Give back each line of the listing below that contains the string "Eintrag".

+++ Data extract +++

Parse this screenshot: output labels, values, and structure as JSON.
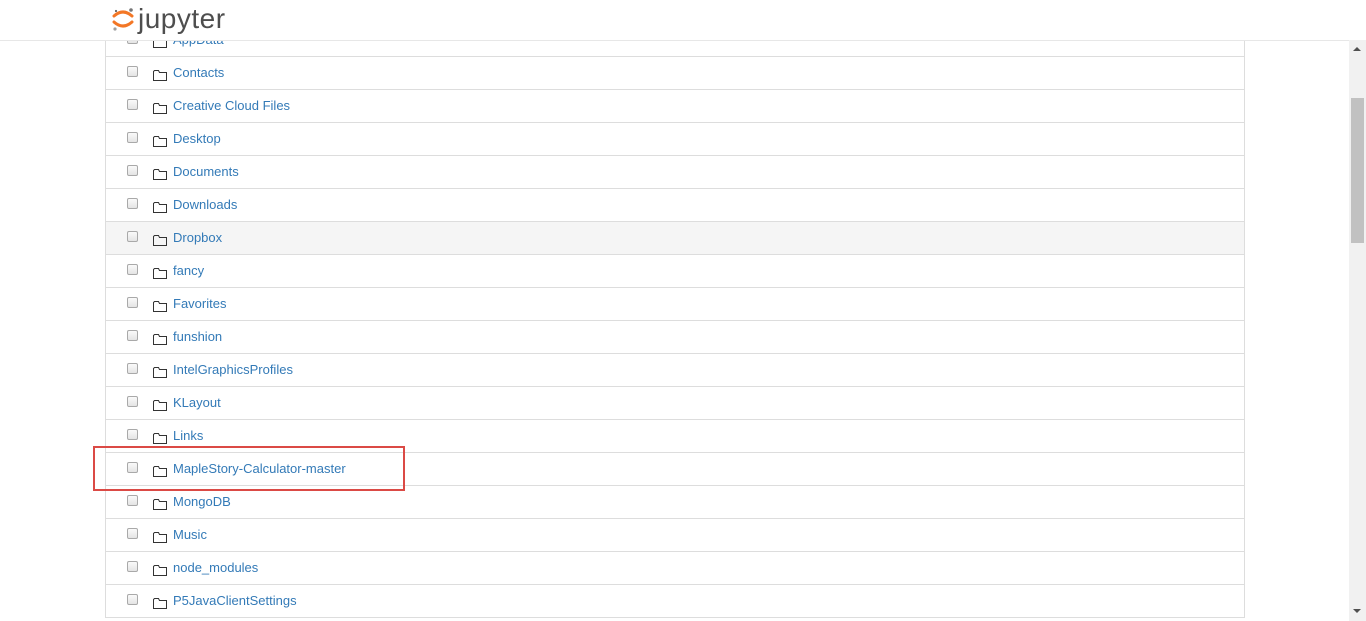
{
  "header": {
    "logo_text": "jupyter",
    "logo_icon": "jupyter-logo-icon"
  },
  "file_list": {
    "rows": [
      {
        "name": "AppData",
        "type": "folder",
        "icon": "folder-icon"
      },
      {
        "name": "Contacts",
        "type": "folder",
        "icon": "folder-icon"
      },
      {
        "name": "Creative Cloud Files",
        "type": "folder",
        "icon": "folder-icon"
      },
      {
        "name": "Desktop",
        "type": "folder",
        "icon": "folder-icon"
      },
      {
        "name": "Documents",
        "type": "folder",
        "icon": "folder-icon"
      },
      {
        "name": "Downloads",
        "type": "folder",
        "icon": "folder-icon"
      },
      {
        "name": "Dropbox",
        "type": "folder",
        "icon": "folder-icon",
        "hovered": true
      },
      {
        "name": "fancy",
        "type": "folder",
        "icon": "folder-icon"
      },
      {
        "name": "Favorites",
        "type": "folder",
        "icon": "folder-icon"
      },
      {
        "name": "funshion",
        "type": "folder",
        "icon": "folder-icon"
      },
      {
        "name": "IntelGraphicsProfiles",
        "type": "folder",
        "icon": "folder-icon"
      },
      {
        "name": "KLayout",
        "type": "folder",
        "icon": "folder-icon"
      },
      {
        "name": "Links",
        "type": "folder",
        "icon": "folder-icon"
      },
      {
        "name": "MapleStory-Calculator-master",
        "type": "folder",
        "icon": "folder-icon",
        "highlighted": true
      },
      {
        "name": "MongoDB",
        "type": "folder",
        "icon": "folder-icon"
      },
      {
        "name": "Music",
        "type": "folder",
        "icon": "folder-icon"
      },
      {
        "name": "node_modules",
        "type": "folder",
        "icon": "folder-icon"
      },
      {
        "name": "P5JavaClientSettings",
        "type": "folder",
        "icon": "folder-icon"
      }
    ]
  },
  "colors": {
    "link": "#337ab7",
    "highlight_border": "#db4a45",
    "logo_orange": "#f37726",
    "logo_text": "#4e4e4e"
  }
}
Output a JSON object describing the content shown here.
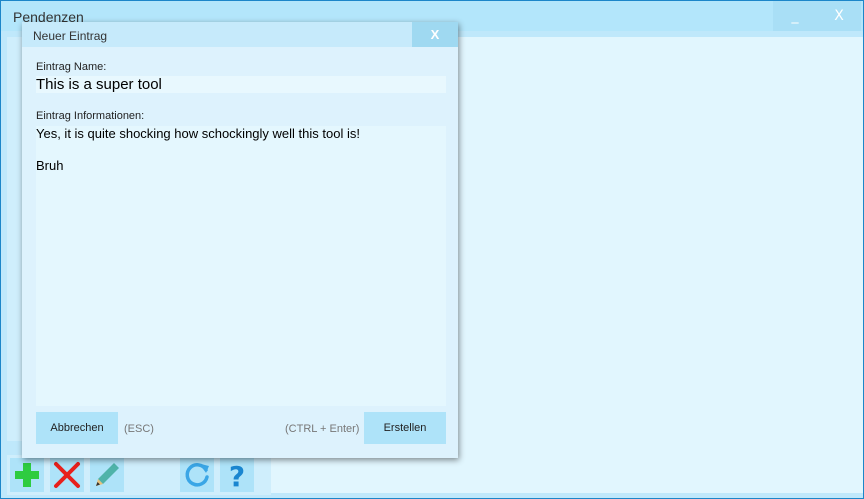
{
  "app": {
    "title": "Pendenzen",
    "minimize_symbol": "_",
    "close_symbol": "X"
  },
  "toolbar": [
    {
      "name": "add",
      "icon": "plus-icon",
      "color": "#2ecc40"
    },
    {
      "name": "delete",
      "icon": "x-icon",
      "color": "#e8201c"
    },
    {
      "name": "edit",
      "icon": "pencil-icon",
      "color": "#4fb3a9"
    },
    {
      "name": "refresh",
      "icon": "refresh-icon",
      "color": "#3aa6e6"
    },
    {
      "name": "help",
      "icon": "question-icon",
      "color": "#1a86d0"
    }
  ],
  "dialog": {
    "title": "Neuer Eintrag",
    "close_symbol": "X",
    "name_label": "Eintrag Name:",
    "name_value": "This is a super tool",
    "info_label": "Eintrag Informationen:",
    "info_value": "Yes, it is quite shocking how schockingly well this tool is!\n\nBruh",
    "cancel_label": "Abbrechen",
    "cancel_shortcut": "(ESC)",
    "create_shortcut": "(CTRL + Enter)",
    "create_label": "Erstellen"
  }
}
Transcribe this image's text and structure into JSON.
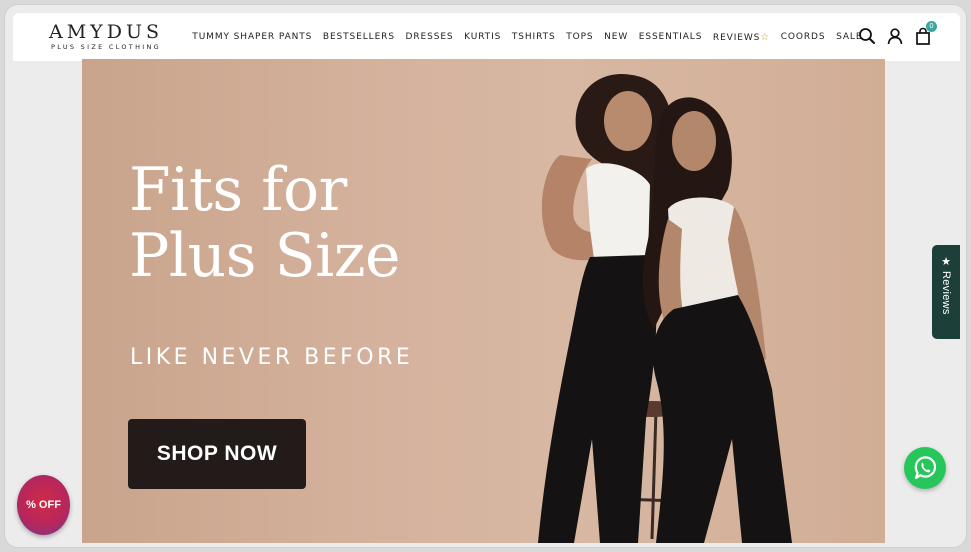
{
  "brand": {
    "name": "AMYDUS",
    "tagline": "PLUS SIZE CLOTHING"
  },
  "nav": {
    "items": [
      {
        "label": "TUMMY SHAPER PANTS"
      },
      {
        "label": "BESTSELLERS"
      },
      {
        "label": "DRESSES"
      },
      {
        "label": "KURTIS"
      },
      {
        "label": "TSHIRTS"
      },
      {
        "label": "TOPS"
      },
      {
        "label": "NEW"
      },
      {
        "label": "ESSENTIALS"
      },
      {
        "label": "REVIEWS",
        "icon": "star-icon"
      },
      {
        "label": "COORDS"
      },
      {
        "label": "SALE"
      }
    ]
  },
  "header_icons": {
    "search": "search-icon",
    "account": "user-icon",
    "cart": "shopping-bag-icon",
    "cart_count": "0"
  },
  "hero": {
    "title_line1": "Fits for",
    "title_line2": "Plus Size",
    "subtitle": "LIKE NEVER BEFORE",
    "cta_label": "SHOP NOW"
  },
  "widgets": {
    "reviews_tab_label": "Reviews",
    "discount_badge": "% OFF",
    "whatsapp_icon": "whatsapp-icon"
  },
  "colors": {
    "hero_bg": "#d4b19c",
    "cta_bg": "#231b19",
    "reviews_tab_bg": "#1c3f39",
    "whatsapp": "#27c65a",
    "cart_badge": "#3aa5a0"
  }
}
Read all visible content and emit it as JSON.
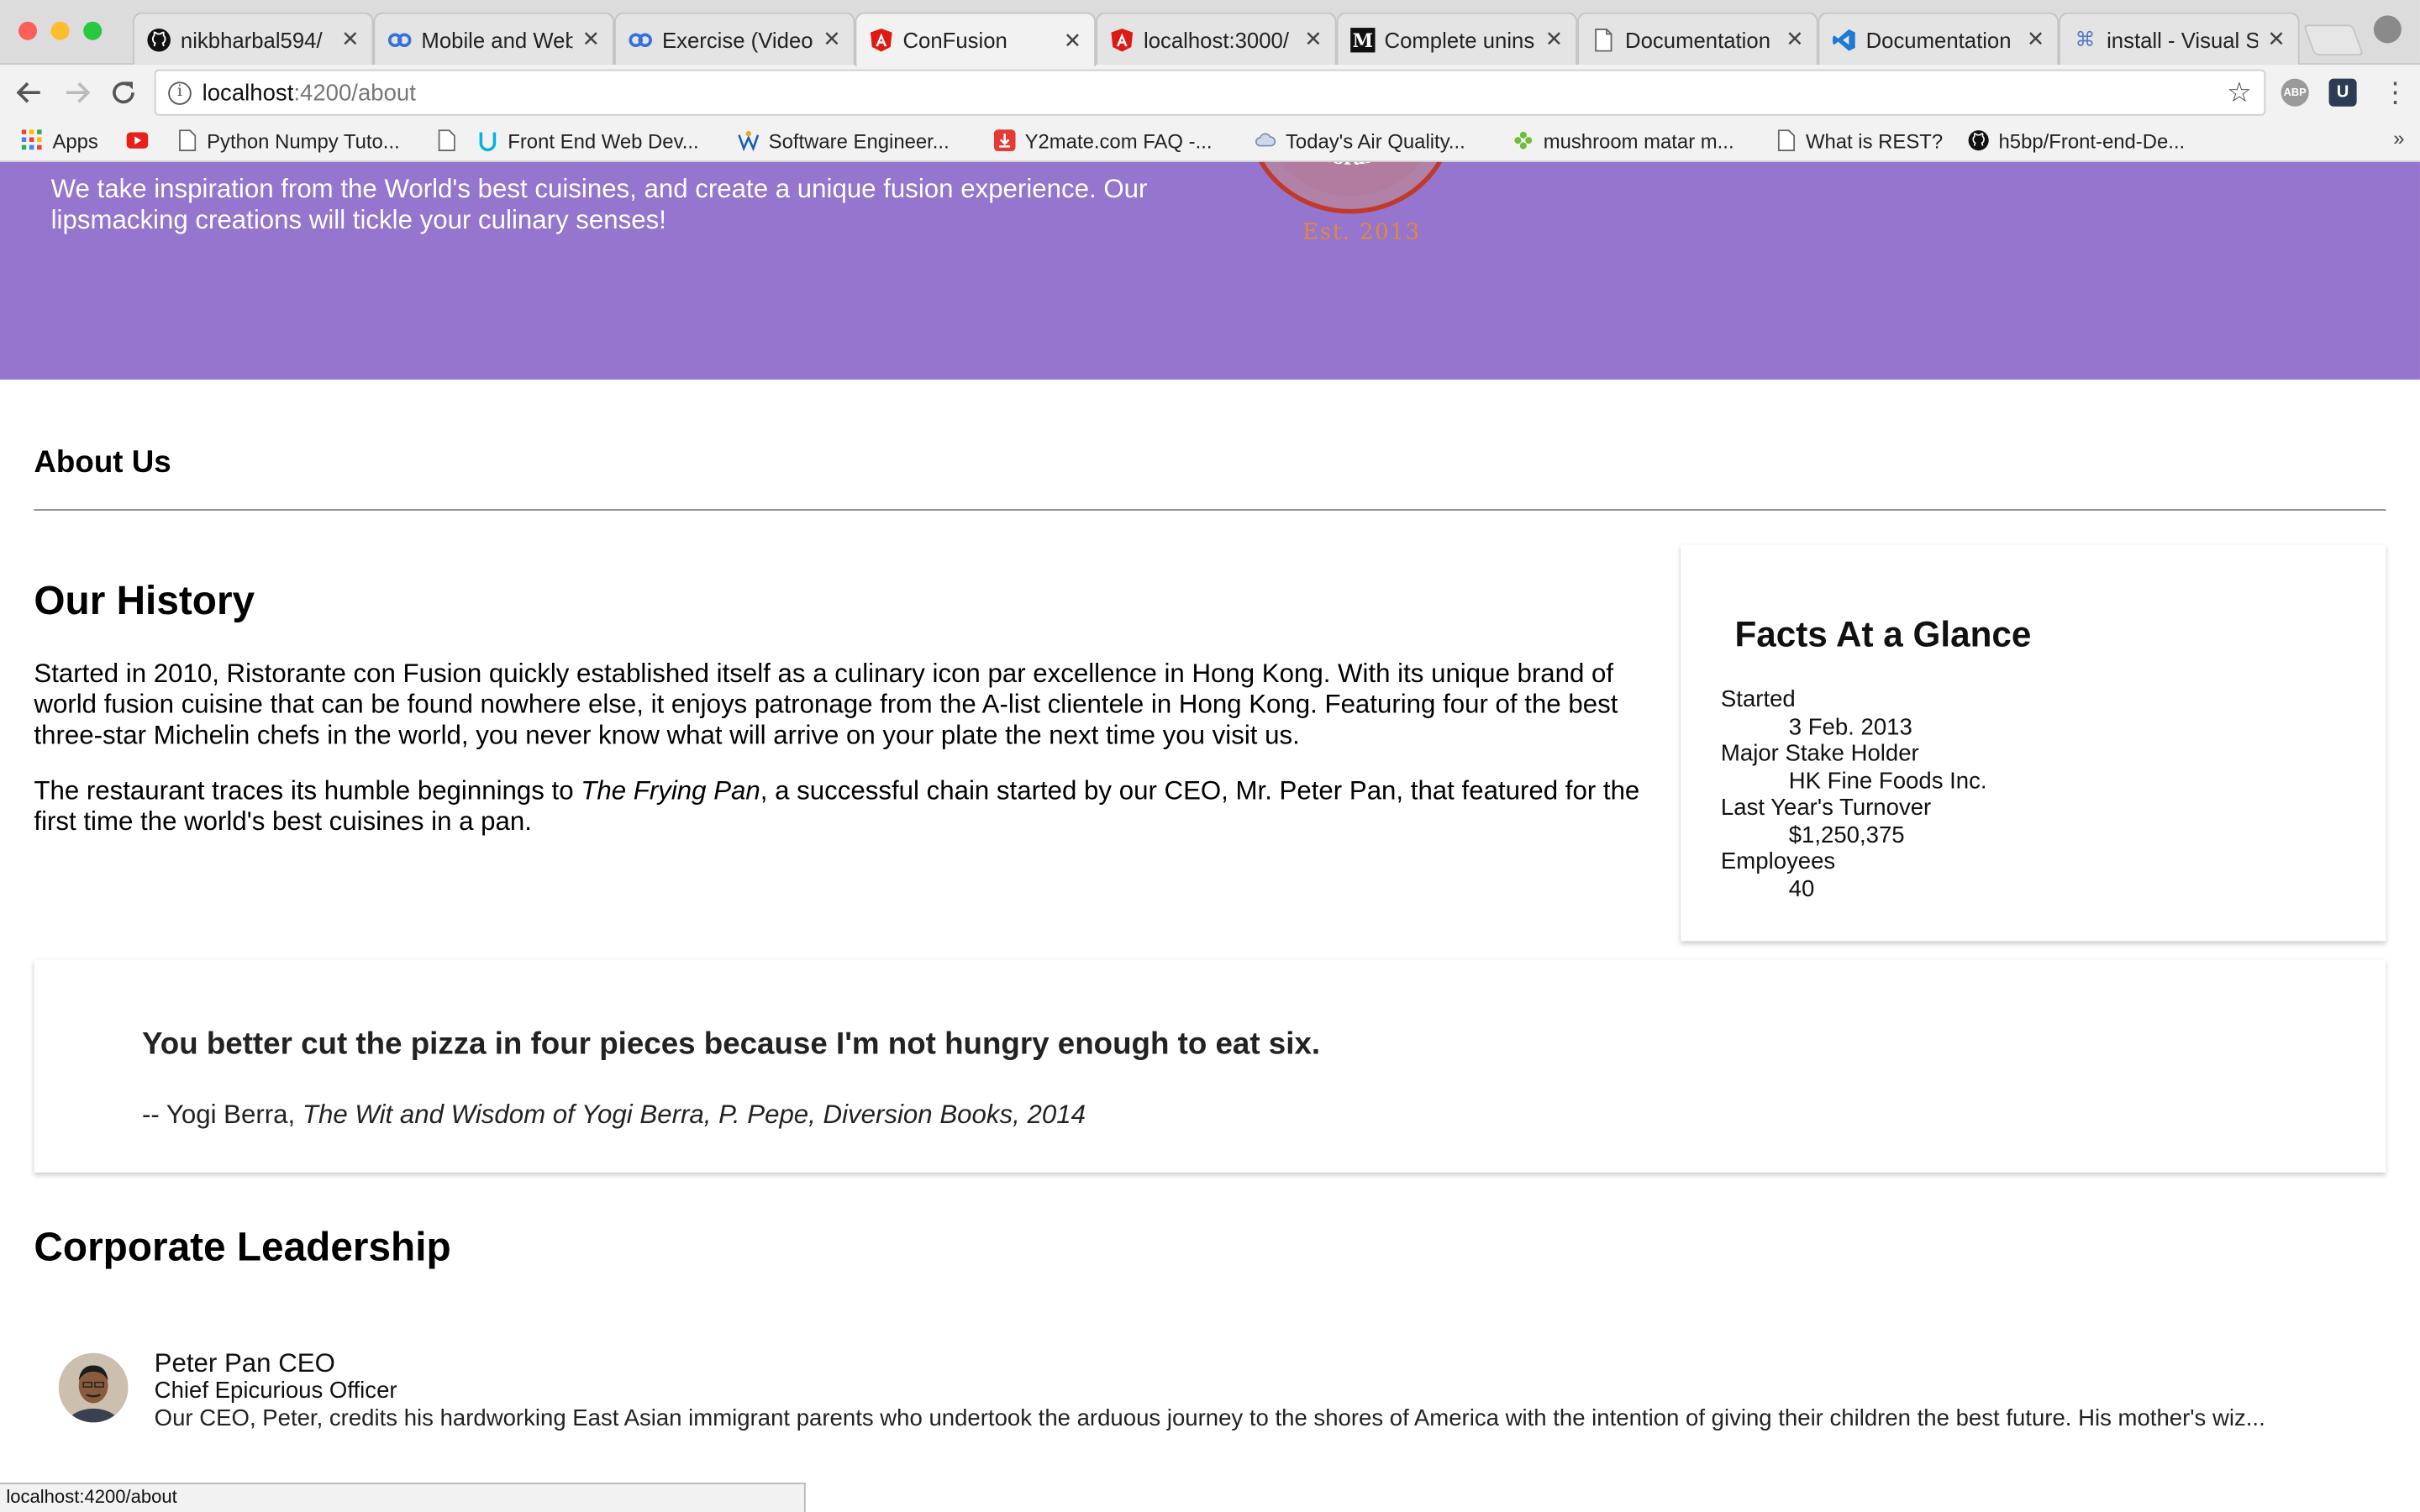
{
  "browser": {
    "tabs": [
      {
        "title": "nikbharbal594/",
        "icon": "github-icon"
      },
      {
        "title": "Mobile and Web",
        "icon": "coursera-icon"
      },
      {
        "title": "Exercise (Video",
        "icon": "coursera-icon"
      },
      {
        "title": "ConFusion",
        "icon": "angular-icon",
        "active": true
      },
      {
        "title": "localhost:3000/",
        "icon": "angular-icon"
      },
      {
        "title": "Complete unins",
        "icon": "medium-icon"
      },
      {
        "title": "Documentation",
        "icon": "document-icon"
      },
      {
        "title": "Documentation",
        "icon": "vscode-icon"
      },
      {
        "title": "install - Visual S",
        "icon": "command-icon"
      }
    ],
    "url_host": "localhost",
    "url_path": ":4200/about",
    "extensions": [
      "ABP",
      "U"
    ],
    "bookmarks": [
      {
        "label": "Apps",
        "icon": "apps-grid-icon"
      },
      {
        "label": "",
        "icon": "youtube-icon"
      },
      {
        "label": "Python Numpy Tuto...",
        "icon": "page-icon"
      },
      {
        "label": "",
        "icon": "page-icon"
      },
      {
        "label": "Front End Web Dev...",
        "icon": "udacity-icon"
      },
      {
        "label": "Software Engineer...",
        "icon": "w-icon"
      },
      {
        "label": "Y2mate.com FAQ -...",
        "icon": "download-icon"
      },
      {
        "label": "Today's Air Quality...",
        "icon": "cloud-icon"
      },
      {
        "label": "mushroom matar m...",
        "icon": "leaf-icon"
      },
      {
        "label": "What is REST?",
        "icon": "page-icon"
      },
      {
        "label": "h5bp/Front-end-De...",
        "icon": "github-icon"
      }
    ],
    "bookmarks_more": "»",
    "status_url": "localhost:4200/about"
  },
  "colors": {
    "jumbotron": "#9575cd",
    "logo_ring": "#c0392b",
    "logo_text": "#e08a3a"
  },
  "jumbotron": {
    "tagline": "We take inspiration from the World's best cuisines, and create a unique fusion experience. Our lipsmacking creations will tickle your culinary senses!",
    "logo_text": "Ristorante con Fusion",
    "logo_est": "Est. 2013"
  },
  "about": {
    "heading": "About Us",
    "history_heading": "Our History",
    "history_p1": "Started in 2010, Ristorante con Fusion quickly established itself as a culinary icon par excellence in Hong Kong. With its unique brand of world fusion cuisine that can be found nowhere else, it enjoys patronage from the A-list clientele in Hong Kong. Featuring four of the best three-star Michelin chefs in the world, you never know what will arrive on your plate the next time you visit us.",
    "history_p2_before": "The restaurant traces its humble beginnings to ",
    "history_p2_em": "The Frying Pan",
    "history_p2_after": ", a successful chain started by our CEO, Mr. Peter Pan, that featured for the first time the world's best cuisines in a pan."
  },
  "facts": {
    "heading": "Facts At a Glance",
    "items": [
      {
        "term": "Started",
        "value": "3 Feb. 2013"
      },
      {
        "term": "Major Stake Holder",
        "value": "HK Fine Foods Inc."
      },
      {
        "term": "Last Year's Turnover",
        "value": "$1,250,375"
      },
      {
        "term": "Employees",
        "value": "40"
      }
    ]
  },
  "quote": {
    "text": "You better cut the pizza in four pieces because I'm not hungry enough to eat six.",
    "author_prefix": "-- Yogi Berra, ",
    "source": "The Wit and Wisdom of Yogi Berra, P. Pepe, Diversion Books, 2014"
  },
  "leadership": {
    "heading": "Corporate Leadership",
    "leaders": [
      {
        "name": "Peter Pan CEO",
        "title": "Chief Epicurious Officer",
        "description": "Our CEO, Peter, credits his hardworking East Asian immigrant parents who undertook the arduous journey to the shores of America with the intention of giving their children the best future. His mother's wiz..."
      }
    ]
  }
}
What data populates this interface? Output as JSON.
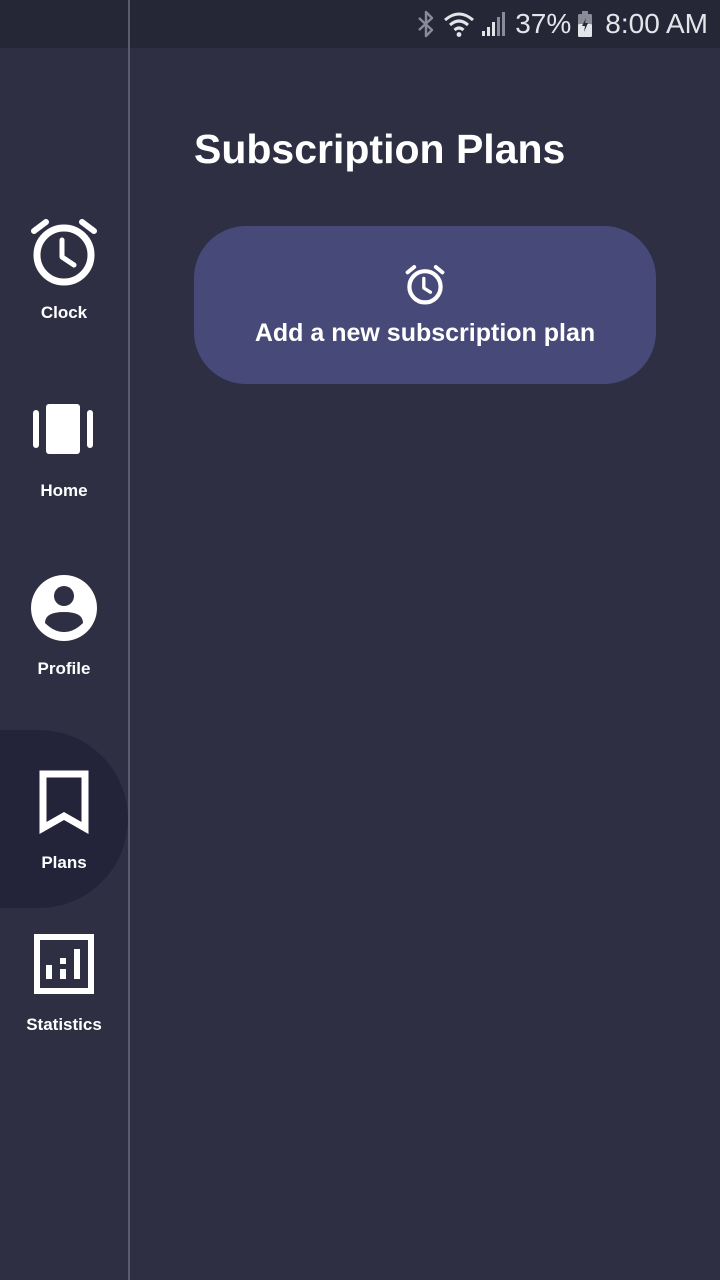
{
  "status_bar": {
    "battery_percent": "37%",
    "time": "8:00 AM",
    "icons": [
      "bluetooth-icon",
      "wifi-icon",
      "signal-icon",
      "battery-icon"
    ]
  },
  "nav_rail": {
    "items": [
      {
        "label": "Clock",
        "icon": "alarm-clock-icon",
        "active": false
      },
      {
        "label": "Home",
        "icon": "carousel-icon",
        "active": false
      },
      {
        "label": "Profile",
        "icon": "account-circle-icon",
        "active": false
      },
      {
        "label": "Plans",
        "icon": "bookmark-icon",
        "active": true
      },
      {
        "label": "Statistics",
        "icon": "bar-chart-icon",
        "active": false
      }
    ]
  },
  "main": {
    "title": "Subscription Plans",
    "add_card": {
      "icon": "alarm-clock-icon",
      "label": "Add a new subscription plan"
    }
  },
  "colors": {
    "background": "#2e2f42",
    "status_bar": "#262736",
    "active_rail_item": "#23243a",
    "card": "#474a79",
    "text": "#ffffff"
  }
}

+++

> _Result for this exercise_:
    "title": "Neuer Eintrag",
    "name_label": "Eintrag Name:",
    "info_label": "Eintrag Informationen:",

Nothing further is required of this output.